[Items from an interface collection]
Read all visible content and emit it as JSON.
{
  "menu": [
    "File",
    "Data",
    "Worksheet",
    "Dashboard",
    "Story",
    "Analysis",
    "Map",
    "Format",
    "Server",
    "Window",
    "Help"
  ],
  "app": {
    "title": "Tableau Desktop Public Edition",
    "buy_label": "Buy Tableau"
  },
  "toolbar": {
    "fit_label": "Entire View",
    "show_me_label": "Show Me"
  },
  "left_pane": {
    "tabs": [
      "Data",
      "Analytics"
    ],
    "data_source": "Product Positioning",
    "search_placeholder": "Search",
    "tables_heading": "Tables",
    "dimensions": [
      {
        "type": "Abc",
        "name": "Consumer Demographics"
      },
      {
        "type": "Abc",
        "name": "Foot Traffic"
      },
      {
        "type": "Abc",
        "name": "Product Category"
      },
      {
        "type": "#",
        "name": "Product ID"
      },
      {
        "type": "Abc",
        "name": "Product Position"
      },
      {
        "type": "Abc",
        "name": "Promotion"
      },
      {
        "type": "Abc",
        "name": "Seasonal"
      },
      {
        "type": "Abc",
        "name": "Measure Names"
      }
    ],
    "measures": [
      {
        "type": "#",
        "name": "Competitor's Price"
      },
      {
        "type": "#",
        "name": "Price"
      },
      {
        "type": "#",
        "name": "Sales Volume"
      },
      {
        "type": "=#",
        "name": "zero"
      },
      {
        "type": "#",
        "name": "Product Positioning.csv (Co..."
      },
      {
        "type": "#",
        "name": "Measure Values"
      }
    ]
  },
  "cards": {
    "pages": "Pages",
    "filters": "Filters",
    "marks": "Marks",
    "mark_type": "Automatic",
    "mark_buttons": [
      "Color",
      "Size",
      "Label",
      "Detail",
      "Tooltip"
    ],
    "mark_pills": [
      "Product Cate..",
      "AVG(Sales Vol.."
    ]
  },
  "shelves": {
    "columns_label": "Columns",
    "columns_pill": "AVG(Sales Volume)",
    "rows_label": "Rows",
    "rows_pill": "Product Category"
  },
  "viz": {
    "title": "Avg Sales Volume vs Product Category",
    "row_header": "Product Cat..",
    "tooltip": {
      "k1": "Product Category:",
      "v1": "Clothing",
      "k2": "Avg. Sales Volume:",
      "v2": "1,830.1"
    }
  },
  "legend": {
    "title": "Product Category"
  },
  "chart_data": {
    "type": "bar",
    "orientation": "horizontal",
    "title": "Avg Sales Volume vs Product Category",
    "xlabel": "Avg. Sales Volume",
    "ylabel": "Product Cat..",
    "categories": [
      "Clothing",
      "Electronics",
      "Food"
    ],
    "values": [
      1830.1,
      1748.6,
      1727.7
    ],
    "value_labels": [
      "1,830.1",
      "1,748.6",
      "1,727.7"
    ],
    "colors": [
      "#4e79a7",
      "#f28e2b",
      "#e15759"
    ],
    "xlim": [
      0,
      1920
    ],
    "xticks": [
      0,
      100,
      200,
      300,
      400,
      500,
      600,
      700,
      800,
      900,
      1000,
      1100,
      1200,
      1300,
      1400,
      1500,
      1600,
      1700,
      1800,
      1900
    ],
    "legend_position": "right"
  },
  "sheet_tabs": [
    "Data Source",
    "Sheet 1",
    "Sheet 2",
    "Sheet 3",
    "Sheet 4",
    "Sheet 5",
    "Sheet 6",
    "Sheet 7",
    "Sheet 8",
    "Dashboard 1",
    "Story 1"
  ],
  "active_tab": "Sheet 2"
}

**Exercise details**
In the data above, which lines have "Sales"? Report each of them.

**Problem solution**
        "name": "Sales Volume"
      "AVG(Sales Vol.."
    "columns_pill": "AVG(Sales Volume)",
    "title": "Avg Sales Volume vs Product Category",
      "k2": "Avg. Sales Volume:",
    "title": "Avg Sales Volume vs Product Category",
    "xlabel": "Avg. Sales Volume",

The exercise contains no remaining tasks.